What to work on: Whenever "detail" appears in a line, please copy that line from the data.

Exercise input:
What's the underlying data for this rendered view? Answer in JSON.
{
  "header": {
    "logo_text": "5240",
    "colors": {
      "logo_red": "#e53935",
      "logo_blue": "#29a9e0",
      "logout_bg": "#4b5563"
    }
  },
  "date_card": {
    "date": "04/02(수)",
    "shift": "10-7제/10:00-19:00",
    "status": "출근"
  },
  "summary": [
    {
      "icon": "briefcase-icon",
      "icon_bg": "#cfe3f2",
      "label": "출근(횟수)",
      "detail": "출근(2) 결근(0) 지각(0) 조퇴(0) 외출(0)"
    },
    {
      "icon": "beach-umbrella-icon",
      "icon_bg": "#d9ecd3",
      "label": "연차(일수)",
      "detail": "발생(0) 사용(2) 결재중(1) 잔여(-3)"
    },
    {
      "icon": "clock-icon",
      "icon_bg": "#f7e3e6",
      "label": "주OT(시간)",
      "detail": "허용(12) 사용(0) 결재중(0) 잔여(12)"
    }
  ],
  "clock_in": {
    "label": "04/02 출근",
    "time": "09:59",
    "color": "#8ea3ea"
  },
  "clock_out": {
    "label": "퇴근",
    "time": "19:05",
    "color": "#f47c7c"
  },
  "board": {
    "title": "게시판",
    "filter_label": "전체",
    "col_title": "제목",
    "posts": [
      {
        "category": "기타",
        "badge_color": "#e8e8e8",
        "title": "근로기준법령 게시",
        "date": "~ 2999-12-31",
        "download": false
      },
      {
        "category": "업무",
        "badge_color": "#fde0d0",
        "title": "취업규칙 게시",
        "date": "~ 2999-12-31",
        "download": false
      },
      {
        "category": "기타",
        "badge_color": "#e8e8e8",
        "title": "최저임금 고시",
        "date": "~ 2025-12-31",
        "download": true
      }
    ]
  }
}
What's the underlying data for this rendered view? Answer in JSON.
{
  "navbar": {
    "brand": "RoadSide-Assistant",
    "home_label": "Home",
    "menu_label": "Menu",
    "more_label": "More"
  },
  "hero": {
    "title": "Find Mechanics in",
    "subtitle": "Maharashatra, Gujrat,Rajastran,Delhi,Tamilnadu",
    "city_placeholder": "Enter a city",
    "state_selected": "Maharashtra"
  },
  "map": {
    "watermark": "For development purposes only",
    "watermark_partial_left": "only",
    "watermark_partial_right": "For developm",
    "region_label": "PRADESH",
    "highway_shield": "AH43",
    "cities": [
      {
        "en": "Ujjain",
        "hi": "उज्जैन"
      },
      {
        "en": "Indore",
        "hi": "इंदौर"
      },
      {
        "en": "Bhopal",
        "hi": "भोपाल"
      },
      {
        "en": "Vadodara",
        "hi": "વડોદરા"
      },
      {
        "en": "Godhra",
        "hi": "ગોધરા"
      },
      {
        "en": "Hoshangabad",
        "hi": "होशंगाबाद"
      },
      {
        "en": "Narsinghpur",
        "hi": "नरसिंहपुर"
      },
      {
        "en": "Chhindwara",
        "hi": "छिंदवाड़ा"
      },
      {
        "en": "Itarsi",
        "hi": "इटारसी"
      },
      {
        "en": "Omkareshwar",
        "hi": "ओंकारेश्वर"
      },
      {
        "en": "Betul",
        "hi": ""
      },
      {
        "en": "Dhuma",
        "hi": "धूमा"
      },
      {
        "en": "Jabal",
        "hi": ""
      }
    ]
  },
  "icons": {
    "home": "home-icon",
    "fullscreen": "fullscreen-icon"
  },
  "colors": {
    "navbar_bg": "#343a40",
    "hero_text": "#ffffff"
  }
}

Solved exercise:
      "detail": "출근(2) 결근(0) 지각(0) 조퇴(0) 외출(0)"
      "detail": "발생(0) 사용(2) 결재중(1) 잔여(-3)"
      "detail": "허용(12) 사용(0) 결재중(0) 잔여(12)"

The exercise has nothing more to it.